While, to those in the know, retouching and Photoshop are a mainstay tool of the fashion and marketing industries. From a quick nip and tuck to an entirely new body, the Photoshopping tendencies of so many brands has now become so laughably obvious that is meme-worthy. Woe betide the models that suddenly lose a limb, grow an extra finger or find they no longer have a bellybutton.
As many also know, Photoshop and retouching is incredibly dangerous; creating a false sense of reality that many younger, naive readers can take as gospel. Alongside teenage insecurity, images of pore-less, glossy haired, Amazonian supermodels can dramatically chip away at body image, confidence and how a young girl values herself.
Previously magazine readers have had no way of knowing how images have been retouched (despite the previously mentioned gaffes that result in endless online mirth). But now new French legislation is now changing the game.
The legislation degrees that French magazines must mark which images have been retouched. Discussing the matter the French minister of social affairs and health Marisol Touraine described the danger that the new law hopes to prevent: “Exposing young people to normative and unrealistic images of bodies leads to a sense of self-depreciation and poor self-esteem.”
The new legislation also works to protect the well-being of models who are now required to have a medical certificate, valid for up to two years, confirming their general physical well-being and the fact they are not excessively underweight.
While the law was passed in 2015 it is only now coming into effect. If it will have any positive changes on extreme thinness in the fashion industry, the rate of eating disorders in France at large and for models, and self image in general is yet to be seen. Given that France, and Paris, is the traditional home to fashion this change is a move to a better, healthier future for the industry.
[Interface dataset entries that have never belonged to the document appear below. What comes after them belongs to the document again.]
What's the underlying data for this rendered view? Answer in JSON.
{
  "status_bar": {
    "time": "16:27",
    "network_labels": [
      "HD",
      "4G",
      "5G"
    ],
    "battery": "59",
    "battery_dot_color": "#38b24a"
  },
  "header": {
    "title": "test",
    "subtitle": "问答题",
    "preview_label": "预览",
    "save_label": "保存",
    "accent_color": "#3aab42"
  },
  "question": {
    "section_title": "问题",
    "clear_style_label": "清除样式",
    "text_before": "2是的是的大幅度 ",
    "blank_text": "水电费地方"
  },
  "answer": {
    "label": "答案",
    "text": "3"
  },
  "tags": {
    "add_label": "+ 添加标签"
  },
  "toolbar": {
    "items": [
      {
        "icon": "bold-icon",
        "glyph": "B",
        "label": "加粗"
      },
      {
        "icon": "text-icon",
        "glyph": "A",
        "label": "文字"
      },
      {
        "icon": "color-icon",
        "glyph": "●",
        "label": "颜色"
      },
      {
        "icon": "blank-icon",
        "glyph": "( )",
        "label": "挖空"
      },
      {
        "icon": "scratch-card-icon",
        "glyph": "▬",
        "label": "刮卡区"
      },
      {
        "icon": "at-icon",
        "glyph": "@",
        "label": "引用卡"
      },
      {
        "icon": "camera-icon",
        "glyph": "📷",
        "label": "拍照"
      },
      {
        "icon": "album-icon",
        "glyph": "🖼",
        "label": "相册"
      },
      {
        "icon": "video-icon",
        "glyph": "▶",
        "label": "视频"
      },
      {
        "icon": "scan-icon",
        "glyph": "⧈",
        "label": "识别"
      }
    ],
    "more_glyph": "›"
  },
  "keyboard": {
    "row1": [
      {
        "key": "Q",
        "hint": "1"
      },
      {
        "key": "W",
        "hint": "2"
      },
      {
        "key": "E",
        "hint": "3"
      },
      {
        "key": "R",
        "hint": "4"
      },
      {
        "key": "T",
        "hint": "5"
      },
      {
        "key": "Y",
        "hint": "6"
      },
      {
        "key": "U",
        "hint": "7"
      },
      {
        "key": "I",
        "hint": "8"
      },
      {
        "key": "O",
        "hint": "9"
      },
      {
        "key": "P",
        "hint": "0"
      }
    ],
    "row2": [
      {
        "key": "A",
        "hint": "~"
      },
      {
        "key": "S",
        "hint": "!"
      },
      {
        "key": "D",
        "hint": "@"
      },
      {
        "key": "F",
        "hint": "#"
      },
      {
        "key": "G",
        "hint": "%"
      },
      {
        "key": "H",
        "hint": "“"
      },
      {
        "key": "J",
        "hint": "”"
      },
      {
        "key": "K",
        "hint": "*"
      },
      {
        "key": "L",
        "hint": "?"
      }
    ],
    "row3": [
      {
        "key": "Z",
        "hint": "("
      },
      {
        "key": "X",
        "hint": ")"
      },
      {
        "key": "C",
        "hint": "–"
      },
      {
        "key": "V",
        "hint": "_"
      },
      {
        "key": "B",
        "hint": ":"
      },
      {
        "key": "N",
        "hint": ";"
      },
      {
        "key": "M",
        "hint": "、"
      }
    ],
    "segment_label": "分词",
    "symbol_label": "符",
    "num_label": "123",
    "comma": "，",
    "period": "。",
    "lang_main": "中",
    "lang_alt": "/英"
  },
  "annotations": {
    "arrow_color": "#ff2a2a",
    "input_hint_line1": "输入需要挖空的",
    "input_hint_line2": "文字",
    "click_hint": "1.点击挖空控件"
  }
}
Words: Esther Newman
The UK's first Career & Lifestyle Magazine for women in the Creative and Media industries.